Start of RECORDS FOR THIS TASK

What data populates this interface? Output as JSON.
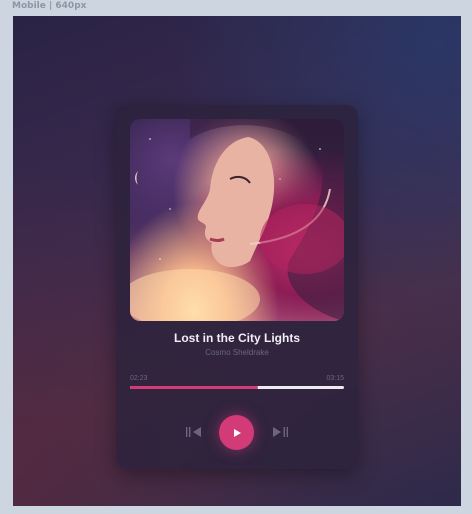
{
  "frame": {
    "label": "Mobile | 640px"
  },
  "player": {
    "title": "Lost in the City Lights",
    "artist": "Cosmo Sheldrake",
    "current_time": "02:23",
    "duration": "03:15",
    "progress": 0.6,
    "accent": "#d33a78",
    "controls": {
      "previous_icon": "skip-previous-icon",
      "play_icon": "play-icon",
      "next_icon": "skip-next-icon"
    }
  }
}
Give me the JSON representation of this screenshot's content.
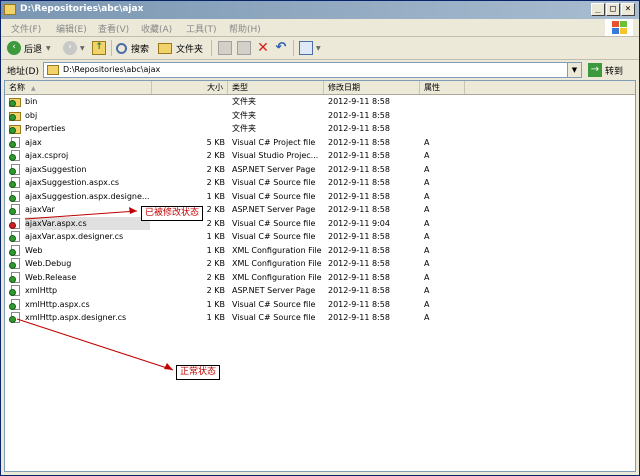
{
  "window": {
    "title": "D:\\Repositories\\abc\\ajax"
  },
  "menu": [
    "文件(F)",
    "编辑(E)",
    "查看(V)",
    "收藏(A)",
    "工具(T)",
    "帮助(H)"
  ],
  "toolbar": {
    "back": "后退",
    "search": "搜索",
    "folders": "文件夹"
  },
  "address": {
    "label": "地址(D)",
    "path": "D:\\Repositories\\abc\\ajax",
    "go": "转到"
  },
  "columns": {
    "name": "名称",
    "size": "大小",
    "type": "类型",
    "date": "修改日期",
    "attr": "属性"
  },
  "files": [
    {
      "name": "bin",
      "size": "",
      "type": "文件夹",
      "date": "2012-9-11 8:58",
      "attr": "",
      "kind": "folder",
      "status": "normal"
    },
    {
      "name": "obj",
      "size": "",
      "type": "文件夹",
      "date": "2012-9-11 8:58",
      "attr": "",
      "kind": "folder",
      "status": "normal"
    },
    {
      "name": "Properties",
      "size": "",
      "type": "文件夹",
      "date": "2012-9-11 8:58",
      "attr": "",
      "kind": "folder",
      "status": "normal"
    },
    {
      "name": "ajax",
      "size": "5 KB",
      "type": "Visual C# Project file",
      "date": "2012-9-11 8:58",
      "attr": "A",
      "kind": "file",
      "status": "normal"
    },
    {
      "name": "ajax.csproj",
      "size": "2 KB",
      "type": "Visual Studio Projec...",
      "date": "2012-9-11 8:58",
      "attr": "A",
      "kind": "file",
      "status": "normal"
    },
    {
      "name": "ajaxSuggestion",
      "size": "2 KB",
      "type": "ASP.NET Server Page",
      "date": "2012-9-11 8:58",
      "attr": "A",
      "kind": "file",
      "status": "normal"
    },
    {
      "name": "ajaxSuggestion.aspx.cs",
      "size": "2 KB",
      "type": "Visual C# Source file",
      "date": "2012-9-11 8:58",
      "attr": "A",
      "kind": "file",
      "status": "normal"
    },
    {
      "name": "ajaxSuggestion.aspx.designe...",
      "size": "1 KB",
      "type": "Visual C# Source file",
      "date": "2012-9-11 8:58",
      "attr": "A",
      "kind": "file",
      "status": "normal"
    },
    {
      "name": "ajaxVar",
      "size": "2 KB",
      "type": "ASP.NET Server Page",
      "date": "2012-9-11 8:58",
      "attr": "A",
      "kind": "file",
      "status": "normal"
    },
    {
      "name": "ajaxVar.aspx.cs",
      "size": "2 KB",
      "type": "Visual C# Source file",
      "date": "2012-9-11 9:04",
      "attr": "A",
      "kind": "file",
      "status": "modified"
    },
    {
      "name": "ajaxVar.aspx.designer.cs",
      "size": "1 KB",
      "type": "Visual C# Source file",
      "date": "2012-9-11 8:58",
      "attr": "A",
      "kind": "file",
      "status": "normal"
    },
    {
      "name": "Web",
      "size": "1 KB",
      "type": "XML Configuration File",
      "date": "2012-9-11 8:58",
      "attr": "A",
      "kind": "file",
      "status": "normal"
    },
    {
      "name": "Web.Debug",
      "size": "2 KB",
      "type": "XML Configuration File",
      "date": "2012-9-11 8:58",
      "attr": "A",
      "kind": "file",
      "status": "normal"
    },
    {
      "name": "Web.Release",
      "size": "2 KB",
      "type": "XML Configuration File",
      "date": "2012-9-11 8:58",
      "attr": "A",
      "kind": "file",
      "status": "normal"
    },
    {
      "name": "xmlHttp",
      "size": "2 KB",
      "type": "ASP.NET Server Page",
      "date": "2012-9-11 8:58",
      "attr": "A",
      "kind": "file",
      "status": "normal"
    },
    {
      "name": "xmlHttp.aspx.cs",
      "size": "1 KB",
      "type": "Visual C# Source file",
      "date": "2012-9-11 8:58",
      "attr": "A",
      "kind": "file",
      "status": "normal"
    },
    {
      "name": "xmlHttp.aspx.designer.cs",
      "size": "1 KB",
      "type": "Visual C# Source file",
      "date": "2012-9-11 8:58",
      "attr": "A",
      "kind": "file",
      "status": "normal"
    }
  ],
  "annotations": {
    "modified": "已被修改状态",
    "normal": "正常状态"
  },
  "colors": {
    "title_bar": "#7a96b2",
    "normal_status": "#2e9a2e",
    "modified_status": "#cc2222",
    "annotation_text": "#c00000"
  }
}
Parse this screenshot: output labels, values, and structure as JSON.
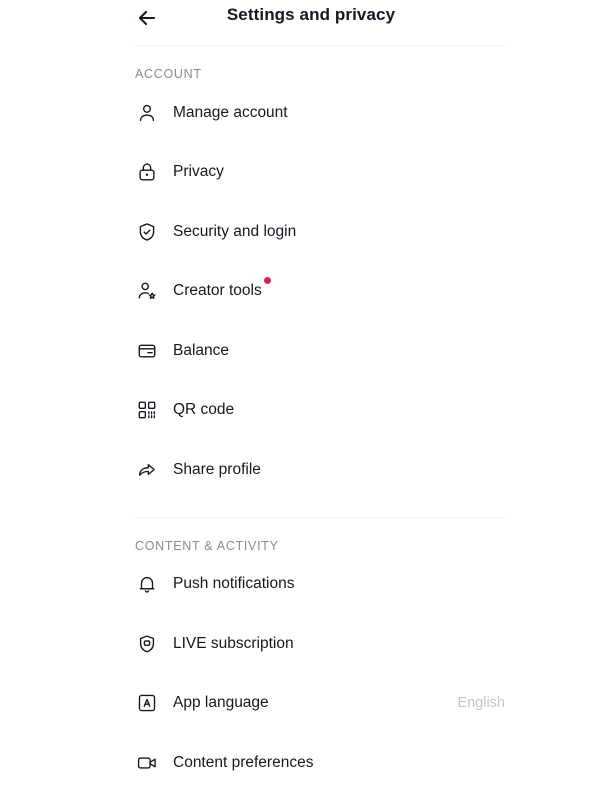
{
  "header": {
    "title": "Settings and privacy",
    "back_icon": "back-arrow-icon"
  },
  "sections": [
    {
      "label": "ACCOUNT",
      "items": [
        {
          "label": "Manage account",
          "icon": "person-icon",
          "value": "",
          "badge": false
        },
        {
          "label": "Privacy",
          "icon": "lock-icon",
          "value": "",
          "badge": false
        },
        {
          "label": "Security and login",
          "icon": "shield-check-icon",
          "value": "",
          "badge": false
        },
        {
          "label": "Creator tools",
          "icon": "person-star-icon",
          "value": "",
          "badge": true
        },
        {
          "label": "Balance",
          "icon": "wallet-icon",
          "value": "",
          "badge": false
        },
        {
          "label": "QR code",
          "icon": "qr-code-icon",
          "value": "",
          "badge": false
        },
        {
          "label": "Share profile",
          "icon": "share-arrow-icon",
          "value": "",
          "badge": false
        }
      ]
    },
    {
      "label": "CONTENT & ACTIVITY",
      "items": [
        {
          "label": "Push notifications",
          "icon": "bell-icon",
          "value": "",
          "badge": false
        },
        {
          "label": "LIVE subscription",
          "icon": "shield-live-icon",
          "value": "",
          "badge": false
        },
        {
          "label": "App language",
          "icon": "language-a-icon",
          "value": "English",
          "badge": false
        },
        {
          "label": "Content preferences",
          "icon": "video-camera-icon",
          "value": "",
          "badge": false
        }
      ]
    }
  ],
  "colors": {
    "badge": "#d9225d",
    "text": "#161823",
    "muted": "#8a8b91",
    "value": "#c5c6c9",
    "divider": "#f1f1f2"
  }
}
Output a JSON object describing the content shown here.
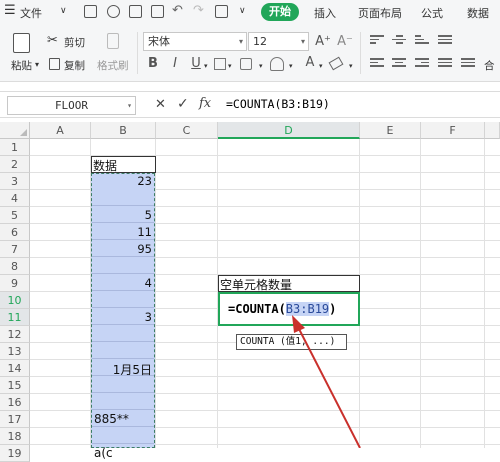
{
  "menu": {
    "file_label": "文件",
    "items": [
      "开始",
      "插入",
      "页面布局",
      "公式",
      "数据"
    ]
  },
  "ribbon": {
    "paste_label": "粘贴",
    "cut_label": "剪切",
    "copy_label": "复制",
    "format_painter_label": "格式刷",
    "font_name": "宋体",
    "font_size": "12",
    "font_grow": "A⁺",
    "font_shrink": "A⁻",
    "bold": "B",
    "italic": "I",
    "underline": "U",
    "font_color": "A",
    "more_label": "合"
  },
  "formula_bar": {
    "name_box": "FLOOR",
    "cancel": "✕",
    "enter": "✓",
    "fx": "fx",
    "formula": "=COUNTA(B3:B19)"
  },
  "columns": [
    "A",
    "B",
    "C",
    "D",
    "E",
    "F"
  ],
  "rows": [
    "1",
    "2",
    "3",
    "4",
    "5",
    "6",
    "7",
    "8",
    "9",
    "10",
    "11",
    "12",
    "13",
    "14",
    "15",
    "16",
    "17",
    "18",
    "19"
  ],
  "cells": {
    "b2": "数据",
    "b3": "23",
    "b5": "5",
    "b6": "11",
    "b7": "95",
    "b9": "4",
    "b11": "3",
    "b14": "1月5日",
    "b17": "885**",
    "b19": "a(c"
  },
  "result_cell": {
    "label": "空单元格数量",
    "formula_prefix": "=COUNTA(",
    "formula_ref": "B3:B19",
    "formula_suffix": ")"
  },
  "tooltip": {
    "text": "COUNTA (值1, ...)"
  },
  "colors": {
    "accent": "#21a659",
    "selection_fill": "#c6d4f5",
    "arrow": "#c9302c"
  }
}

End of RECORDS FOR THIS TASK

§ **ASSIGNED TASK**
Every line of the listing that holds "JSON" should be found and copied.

§ **OUTPUT OF THE TASK**
What data populates this interface? Output as JSON.
Give me the JSON representation of this screenshot's content.
Parse this screenshot: output labels, values, and structure as JSON.
Output a JSON object describing the content shown here.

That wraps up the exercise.